  10. There's an Etsy shop selling something similar https://www.etsy.com/listing/169554181/instant-download-crochet-little-mister?ref=shop_home_active_2
  11. Completed a DAR doily representing the Insignia of the Daughters of the American Revolution -- designed in 1924 by an Australian Mary Card and published in an American magazine, Needlecraft. It had a mix of US and UK terms and I checked other issues of Needlecraft and they had the same mix. So at some point in our American crocheting history, we called a double-crochet a treble. The pattern called for size 70 thread but I'm old and so 30 was the finest I was willing to go. I got to use my vintage WWII hook -- the kind that are black because nickel was in short supply. PS: About the magazine: it's often available on eBay but the Antique Pattern Library has the issue in the queue to scan and post as a PDF as a free download. I don't know how long it will be in queue before it gets posted. Needlecraft Magazine, July 1924. If you can print the photo that accompanies the pattern on really large paper, I found it easier to read from that than the written pattern.
  12. Round 1 Once you have the ring, Chain 5 (=the chain 5 is equivalent to 1 treble crochet and 2 chains -- this is informational, not a stitch) The * starts a repeat instruction that you will do 9 more times after the first time you do it, so you will repeat the instruction 10 times in total. Make 1 treble, then 2 chains Make 1 treble, then 2 chains Make 1 treble, then 2 chains Make 1 treble, then 2 chains Make 1 treble, then 2 chains Make 1 treble, then 2 chains Make 1 treble, then 2 chains Make 1 treble, then 2 chains Make 1 treble, then 2 chains Make 1 treble, then 2 chains You will then close this wagon wheel looking thing into a circle by slip stitching into the third chain chain of the chain 6 you did at the beginning of the round.
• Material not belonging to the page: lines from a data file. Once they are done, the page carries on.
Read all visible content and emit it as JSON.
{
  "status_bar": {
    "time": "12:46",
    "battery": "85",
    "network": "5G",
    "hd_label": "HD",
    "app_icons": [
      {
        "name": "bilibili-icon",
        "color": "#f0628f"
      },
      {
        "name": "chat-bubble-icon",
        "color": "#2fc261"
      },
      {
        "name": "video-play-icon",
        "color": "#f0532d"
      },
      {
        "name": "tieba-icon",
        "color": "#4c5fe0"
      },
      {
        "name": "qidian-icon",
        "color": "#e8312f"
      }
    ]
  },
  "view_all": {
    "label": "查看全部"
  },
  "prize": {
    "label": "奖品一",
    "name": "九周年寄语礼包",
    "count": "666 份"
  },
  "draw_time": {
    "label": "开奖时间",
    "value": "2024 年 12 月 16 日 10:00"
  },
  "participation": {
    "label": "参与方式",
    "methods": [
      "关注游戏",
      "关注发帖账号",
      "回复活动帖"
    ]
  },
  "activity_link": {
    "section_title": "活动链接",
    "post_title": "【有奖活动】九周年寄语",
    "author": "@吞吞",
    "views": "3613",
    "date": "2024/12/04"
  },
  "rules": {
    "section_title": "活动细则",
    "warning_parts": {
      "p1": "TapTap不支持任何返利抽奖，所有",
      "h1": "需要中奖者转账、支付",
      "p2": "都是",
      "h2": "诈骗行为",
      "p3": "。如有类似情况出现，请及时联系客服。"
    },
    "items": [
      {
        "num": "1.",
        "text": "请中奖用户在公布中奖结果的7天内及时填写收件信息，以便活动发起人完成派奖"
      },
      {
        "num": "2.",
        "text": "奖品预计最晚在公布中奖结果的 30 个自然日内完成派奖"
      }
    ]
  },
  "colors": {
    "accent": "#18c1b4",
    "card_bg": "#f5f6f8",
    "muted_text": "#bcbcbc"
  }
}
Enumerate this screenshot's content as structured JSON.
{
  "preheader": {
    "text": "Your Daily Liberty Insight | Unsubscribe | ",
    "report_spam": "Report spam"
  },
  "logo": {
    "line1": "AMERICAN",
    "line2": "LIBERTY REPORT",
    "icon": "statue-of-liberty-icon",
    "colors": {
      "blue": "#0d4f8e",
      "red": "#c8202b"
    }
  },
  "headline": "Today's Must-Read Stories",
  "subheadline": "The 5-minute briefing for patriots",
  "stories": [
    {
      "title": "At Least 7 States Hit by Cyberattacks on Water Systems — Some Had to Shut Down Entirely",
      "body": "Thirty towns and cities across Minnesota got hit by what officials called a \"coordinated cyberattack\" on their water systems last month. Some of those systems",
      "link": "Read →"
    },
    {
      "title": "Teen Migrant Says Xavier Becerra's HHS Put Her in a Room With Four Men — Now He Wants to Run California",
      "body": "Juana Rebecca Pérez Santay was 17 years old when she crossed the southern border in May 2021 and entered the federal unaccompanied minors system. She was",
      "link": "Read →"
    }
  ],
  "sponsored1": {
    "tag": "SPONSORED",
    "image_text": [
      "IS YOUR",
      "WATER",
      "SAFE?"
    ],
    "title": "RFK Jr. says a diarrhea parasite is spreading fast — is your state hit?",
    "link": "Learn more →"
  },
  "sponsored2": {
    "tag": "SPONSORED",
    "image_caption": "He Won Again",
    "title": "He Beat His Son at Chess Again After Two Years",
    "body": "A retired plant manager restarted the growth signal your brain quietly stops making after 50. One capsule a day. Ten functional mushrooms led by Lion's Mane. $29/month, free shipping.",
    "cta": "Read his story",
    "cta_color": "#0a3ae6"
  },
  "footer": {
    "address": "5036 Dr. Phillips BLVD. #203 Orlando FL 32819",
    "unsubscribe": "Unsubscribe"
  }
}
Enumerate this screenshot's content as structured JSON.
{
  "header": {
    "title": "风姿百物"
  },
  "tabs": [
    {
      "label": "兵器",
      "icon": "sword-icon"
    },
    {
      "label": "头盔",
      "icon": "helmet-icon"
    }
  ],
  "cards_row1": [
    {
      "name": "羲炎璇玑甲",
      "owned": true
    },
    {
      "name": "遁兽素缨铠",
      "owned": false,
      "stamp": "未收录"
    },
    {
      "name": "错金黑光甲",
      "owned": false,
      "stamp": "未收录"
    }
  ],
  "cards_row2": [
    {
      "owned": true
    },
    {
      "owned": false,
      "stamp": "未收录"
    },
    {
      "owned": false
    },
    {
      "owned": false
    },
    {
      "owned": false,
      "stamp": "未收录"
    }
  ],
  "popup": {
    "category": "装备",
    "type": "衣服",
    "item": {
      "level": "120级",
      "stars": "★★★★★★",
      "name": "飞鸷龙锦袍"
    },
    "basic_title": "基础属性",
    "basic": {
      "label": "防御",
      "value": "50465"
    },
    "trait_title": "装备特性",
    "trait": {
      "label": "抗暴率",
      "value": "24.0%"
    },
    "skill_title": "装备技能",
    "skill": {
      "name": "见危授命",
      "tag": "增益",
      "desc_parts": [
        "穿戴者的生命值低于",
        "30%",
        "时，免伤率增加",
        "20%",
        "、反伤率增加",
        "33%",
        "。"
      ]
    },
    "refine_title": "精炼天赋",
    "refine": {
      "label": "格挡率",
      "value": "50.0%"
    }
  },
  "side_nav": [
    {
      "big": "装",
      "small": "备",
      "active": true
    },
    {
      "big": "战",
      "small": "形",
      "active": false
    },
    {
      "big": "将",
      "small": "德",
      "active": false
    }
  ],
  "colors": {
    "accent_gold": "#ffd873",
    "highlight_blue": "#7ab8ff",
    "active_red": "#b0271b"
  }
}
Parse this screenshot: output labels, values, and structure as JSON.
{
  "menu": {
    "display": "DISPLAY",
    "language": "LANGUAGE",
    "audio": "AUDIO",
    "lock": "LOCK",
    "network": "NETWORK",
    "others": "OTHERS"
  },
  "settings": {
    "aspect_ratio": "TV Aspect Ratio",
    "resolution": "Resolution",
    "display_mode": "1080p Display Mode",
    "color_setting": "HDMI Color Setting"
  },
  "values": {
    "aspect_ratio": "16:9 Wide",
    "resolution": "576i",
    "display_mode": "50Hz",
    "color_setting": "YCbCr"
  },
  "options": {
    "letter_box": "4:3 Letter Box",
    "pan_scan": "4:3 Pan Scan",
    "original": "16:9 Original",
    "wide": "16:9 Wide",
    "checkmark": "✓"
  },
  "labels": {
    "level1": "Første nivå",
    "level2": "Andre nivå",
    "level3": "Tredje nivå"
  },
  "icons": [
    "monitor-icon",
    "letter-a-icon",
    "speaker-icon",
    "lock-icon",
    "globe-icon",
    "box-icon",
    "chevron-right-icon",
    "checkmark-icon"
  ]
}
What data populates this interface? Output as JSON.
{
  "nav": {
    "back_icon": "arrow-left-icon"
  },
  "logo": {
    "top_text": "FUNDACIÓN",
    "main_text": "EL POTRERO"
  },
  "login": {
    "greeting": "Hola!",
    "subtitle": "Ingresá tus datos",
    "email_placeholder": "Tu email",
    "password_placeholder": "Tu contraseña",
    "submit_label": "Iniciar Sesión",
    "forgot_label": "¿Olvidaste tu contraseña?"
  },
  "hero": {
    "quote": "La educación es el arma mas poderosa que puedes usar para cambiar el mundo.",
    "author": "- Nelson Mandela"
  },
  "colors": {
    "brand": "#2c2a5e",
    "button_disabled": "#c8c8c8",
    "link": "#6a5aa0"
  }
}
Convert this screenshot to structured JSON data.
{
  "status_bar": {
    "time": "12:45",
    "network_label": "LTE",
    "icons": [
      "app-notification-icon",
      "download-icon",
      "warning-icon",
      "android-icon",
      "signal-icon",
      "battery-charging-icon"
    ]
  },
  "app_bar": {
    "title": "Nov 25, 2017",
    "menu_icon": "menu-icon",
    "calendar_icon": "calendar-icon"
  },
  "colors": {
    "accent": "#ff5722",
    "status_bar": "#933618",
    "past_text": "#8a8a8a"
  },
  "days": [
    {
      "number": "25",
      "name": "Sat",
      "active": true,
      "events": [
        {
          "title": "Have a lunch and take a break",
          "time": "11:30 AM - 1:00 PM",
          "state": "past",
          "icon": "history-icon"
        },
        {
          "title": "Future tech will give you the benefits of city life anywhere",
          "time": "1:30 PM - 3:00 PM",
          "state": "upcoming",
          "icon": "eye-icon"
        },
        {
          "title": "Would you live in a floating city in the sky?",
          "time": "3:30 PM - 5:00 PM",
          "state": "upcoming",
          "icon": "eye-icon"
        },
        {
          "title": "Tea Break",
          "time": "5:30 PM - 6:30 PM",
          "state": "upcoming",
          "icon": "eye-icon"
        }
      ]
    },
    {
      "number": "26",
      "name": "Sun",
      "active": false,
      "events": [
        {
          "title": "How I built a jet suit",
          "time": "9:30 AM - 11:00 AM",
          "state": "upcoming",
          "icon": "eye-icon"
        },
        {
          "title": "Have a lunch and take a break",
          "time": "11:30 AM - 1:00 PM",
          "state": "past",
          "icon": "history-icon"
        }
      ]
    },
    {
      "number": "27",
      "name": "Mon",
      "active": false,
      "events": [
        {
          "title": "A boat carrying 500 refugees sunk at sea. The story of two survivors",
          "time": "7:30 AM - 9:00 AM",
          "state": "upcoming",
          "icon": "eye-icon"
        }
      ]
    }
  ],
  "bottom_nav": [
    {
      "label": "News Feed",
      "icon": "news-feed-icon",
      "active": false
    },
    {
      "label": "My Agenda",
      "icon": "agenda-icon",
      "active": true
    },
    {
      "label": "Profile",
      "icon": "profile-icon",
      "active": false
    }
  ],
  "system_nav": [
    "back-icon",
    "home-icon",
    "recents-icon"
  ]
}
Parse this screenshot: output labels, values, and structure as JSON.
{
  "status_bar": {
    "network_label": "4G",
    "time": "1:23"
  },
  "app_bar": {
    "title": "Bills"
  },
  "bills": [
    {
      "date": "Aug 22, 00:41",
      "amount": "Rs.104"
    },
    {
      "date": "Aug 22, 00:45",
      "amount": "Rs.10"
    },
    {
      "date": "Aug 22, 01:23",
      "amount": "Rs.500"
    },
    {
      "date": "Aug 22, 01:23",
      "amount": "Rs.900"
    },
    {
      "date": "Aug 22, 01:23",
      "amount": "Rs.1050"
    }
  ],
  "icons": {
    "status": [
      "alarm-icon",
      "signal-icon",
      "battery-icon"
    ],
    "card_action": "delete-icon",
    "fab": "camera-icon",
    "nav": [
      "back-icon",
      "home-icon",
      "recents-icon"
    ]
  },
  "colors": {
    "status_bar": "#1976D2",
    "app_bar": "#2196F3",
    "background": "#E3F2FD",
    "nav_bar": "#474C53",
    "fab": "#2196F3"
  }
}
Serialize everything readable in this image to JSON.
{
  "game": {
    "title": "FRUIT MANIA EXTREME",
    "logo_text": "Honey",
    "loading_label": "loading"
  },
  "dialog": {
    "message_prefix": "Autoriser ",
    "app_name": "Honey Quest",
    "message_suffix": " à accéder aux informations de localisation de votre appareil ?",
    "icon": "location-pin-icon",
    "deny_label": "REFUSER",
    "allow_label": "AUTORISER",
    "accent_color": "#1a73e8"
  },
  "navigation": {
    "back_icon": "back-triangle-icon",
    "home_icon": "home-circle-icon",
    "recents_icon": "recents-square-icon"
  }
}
  13. That crochet tutorial was very nice. Thanks for posting the link. I'm old enough to remember when that stitch was called the camel stitch. I own a couple of rather old pattern books using the stitch. Recently just saw it abbreviated as tlo for 'third loop only'.
  14. MaryPat

    Charted Patterns

    I have experience with picture afghans done in all SCs. Yes, you can use cross-stitch patterns as long as the stitch you use is square. My SC is not square -- it's about 20% shorter than it is wide. If I'm using an acrylic such as Red Heart supersaver, I can make up for the shortness by steam blocking with a cloth. It kills the ability of the acrylic to go back to its original shape. I have made wall hangings where I've stretched the height another 12 inches. The SC can be made taller by using an extended single crochet stitch (sometimes abbreviated ESC). Helpful if you're not using something with stretch such as crochet cotton.
×
×
  • Create New...